That said, because of this format, I found that the story itself was quite short and while things that happened were significant, over all not a whole lot really did happened, which made it kind of slow in parts. Lyra was a great character, but she always felt very secondary to me, like she wasn’t given too much space to really grow as her own story line and existed to compliment the other story line, to fill in the gaps and provide explanations to the reader.
It also felt like some of the key turning points in the plot happened by luck, as opposed to a solid, believable event, which caused a few weak holes in a story for me. And though I believe this is the final book in this series, there were still a lot of open ended questions in the end that weren’t really touched upon, though I felt were significant enough to have mentioned before wrapping everything up.
That said, I did really enjoy this series. I liked the way it approached the whole replica idea from a more intimate and personal standpoint, how it explored the feelings of the replicas individually, as opposed to focusing on just one, or replicas in general. Oliver is a great writer and always has really interesting and unique ideas that I love exploring and this was no different.
Originally posted on citygirlscapes.com
This is book 2 in the Replica duology. I do not have a review of Replica because I read it before starting this blog.
Three weeks after Gemma returns home and Lyra is reunited with the father she doesn't remember, the Suits come after the Replicas. When Gemma tries to warn Lyra she is mistaken for a Replica and herded into an abandoned rural airport. Lyra travels to Pennsylvania with Caelum, the Replica who helped her survive the fire at Haven. Lyra and Caelum search for Haven's “God” to save Lyra from the prions eating away at her brain. Gemma, once she's locked up with four Replicas who look exactly like her, can't convince anyone she's not really a Replica. After befriending one of her Replicas, Calliope, she realizes just how different the Replicas are.
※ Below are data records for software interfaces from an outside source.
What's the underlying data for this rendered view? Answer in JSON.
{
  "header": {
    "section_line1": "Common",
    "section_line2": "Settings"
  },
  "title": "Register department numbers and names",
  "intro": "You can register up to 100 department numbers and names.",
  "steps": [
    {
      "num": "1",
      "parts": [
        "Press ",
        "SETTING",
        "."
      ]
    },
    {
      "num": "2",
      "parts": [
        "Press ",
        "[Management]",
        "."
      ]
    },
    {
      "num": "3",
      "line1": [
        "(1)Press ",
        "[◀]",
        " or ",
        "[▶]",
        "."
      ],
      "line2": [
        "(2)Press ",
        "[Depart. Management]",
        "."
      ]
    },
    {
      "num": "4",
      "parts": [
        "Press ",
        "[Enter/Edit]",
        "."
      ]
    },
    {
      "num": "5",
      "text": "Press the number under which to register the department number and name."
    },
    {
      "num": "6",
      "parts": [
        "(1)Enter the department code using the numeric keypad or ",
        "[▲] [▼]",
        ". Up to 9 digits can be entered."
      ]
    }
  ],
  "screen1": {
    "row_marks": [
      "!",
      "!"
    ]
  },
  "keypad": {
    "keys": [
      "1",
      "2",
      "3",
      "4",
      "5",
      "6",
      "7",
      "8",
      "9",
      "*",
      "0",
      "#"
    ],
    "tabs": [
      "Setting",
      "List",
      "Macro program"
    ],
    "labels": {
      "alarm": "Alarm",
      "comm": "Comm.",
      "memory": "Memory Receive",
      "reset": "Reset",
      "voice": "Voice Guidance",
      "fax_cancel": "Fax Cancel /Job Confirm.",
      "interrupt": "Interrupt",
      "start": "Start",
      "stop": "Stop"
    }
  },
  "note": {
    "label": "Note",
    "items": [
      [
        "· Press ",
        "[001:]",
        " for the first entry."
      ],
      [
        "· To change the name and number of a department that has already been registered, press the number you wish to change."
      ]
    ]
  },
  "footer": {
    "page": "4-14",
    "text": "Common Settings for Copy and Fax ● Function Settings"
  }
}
When I read Replica, I read all of Gemma's story and then all of Lyra's story. So this time I decided to mix the stories up. Lauren Oliver gives us the choice as to how we read this story and it's wonderful. When you have multiple narrators, most authors switch back and forth when they want to, meaning they're controlling how you read and interpret the story. But what if you could choose who to follow and when you follow them? Would it change your reading experience?
I started with Gemma and read the first half of her part one before reading all of Lyra's part one, finishing with Gemma's. Part two was Gemma, Lyra, Gemma, Lyra. Part three was Gemma, Lyra, Gemma.
This is a crazy book, however you read it. Oliver weaves science (prion disease) with the dystopian (the government using clones and “orphans” for human medical testing). While Lyra, our “Replica” isn't actually a clone and her friend Gemma is one of the first, they have uniquely different experiences. Gemma fights against Calliope, one of her Replicas, while Lyra fights against the disease the Haven “Gods” gave her, just to save Gemma.
Most recent customer reviews
Ringer was just as good as Replica, it picks up a weeks before the last...Read more